Neuroscientists of the CRC 889 „Cellular mechanisms of sensory processing“ of Göttingen University and University Medical Center Göttingen discovered that synapse maturation and the timing of critical periods during brain development is governed by the balance of two signaling proteins with opposing functions. Published in the renowned journal PLoS Biology.
In immature brains, silent synapses – newly born synap-ses that are inactivated due to a lack of normal receptor-mediated signalling – are frequent. It was already known that silent synapses help to reorganize the connec-tion patterns between the principal neurons of the mammalian cortex, the excitatory pyramidal neurons.
It remained – however – largely unknown how functions are established during critical periods and what specific cellular processes contribute to these changes. Two very similar proteins exert opposing roles in the conversion of synapses from an immature state to an active state.
Both proteins, PSD-95 and PSD-93, are signaling scaffolds of the postsynaptic density and evolved via duplication of a single ancestral gene. The results have been published in the renowned journal „PloS Biology“.

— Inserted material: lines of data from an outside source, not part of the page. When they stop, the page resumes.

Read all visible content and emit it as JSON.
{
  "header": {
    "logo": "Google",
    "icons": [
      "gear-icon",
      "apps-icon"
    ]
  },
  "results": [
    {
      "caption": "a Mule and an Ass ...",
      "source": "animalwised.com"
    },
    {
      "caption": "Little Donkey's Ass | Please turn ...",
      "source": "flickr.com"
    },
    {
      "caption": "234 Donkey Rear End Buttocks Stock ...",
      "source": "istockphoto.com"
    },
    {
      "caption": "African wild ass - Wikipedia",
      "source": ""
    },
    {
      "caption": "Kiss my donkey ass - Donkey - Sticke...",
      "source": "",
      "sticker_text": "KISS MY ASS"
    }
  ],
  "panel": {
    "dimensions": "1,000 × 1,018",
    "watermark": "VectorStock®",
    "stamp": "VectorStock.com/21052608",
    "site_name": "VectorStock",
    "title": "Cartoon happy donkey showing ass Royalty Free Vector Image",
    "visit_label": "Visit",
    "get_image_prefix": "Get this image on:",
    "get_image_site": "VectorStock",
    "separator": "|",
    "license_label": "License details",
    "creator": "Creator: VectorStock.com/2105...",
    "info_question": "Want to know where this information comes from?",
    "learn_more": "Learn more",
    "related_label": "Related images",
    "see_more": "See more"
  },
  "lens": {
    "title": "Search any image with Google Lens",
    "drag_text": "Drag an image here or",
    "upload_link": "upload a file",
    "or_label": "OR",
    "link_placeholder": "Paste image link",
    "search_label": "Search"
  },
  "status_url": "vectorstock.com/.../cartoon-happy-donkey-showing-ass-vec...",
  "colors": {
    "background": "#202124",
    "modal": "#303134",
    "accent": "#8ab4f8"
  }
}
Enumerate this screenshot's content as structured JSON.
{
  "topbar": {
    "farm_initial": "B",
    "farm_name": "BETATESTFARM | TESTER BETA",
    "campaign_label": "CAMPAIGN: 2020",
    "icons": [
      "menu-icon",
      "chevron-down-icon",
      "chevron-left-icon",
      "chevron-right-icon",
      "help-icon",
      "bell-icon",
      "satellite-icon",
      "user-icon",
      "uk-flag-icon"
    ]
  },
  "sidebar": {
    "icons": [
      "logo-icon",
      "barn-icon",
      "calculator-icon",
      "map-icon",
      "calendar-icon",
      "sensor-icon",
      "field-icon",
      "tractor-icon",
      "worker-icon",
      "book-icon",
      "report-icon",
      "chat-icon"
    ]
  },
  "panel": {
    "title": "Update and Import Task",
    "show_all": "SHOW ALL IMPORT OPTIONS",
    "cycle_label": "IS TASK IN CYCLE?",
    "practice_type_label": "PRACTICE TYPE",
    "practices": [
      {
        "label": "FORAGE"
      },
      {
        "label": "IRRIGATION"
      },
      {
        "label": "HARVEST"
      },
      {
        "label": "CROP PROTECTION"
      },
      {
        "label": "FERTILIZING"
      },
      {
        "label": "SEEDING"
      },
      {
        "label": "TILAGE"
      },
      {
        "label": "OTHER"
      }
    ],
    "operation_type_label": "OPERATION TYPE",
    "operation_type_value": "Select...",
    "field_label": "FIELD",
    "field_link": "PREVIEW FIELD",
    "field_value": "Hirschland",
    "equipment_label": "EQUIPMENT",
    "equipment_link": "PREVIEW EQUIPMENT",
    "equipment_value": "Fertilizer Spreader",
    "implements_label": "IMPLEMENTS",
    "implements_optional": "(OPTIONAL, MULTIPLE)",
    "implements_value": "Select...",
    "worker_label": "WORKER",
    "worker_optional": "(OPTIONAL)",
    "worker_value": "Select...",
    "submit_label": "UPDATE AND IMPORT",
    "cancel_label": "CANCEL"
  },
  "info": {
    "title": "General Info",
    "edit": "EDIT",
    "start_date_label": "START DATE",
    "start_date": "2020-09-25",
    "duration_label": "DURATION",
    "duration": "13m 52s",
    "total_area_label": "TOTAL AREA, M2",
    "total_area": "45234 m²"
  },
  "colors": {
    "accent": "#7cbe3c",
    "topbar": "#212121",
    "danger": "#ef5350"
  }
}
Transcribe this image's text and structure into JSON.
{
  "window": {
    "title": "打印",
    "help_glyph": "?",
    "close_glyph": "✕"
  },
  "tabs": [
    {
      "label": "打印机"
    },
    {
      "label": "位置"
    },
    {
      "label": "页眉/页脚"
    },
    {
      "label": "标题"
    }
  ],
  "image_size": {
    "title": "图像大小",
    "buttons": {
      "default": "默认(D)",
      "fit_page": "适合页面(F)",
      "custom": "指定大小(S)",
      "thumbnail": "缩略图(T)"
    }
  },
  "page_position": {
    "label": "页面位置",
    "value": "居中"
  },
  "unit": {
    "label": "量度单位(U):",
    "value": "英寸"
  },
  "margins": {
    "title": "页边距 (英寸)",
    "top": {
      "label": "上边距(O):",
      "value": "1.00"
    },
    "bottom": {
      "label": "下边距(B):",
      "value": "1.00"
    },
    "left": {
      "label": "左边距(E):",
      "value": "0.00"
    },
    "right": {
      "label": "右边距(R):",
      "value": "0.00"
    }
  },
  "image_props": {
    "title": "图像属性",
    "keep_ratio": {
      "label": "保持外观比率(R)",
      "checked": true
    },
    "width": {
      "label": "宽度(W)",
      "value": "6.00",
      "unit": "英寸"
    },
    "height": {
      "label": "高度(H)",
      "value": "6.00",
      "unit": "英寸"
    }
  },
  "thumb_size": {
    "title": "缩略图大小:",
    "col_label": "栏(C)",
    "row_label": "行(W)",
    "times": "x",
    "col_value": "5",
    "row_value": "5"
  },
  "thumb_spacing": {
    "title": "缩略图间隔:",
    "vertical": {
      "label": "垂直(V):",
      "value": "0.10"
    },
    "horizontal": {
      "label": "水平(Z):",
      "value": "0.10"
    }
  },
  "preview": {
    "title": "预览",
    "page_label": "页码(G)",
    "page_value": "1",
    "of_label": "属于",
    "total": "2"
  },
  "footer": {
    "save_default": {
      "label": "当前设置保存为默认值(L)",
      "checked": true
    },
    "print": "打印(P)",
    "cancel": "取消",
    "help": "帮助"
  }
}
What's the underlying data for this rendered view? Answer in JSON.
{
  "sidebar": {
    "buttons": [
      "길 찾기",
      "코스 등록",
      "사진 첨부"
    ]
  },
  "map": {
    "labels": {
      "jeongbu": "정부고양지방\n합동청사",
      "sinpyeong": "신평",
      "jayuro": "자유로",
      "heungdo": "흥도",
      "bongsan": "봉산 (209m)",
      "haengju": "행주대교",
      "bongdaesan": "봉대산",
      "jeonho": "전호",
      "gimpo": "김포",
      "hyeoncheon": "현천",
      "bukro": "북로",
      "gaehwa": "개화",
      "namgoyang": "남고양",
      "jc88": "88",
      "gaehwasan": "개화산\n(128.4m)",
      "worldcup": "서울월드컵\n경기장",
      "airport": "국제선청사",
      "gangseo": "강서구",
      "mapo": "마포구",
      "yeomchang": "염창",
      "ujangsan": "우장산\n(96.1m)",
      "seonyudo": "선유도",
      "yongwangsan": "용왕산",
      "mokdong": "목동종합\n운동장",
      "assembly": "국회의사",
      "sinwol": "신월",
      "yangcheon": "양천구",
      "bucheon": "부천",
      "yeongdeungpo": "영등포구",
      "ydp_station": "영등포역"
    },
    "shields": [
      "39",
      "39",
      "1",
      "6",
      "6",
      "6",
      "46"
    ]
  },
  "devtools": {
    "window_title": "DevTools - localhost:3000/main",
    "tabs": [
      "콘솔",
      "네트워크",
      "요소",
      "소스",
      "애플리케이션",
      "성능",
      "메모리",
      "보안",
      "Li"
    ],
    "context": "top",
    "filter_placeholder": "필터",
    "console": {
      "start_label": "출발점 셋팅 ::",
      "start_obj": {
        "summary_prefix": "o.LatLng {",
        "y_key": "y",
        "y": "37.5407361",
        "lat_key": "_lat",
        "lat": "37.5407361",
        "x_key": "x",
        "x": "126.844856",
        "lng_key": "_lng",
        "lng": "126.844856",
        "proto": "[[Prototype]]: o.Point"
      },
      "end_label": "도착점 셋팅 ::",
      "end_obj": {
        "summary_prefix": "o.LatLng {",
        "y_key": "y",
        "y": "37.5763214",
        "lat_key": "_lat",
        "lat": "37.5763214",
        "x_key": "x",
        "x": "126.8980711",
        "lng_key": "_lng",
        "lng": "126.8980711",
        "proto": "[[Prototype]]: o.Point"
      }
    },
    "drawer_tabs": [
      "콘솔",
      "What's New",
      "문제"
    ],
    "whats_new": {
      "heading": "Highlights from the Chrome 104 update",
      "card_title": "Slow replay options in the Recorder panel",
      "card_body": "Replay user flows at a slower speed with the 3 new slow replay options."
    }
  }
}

While the protein PSD-95 promotes synapse maturation, PSD-93 acts as a brake and slows the process. Consequently, in mice lacking PSD-93, the fraction of silent synapses declines faster, synapses mature faster, and a critical period of visual cortex development closes too early.
In contrast, mice without PSD-95 display a lifelong and juvenile plasticity in the visual cortex, similar to young wild type mice during their critical period. PSD-95 deficient synapses remain immature, with a juvenile share of silent synapses. Notably, visual perception was compromised in both PSD-95 deficient and PSD-93 deficient mice.
„Thus, a balanced function of the two proteins is essential for normal timing of critical periods during early brain development as well as for normal synaptic maturation and optimized brain functionality“, explains Prof. Dr. Siegrid Löwel, senior author of the publication.
In the long run, these new insights might pave the way for additional therapeutic options for treating brain lesions and psychiatric disorders. „By artificially reopening juvenile ‚critical periods‘, intact brain regions may be boosted to learn to take over functions of lesioned regions“, argues Prof. Dr. Dr. Oliver Schlüter, also senior author of the publication.